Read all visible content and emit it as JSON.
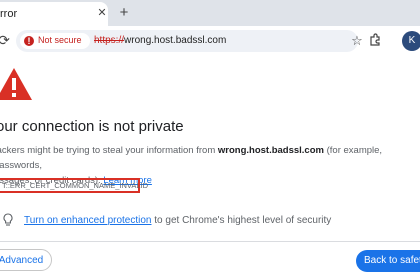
{
  "tab": {
    "title": "rror",
    "close_glyph": "✕",
    "new_tab_glyph": "+"
  },
  "toolbar": {
    "reload_icon": "reload-icon",
    "security_chip": "Not secure",
    "url_scheme": "https://",
    "url_host": "wrong.host.badssl.com",
    "star_icon": "star-icon",
    "extensions_icon": "extensions-icon",
    "avatar_letter": "K"
  },
  "page": {
    "heading": "our connection is not private",
    "para_start": "tackers might be trying to steal your information from ",
    "para_host": "wrong.host.badssl.com",
    "para_mid": " (for example, passwords,",
    "para_line2": "essages, or credit cards). ",
    "learn_more": "Learn more",
    "error_code": "T::ERR_CERT_COMMON_NAME_INVALID",
    "protection_link": "Turn on enhanced protection",
    "protection_text": " to get Chrome's highest level of security",
    "advanced_label": "Advanced",
    "back_label": "Back to safety"
  },
  "colors": {
    "danger": "#c5221f",
    "link": "#1a73e8",
    "tabstrip": "#dfe3e9",
    "omnibox": "#eef1f6"
  }
}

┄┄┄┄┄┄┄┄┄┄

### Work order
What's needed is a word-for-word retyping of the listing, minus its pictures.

### Response to the exercise
Read all visible content and emit it as JSON.
{
  "tab": {
    "title": "rror",
    "close_glyph": "✕",
    "new_tab_glyph": "+"
  },
  "toolbar": {
    "reload_icon": "reload-icon",
    "security_chip": "Not secure",
    "url_scheme": "https://",
    "url_host": "wrong.host.badssl.com",
    "star_icon": "star-icon",
    "extensions_icon": "extensions-icon",
    "avatar_letter": "K"
  },
  "page": {
    "heading": "our connection is not private",
    "para_start": "tackers might be trying to steal your information from ",
    "para_host": "wrong.host.badssl.com",
    "para_mid": " (for example, passwords,",
    "para_line2": "essages, or credit cards). ",
    "learn_more": "Learn more",
    "error_code": "T::ERR_CERT_COMMON_NAME_INVALID",
    "protection_link": "Turn on enhanced protection",
    "protection_text": " to get Chrome's highest level of security",
    "advanced_label": "Advanced",
    "back_label": "Back to safety"
  },
  "colors": {
    "danger": "#c5221f",
    "link": "#1a73e8",
    "tabstrip": "#dfe3e9",
    "omnibox": "#eef1f6"
  }
}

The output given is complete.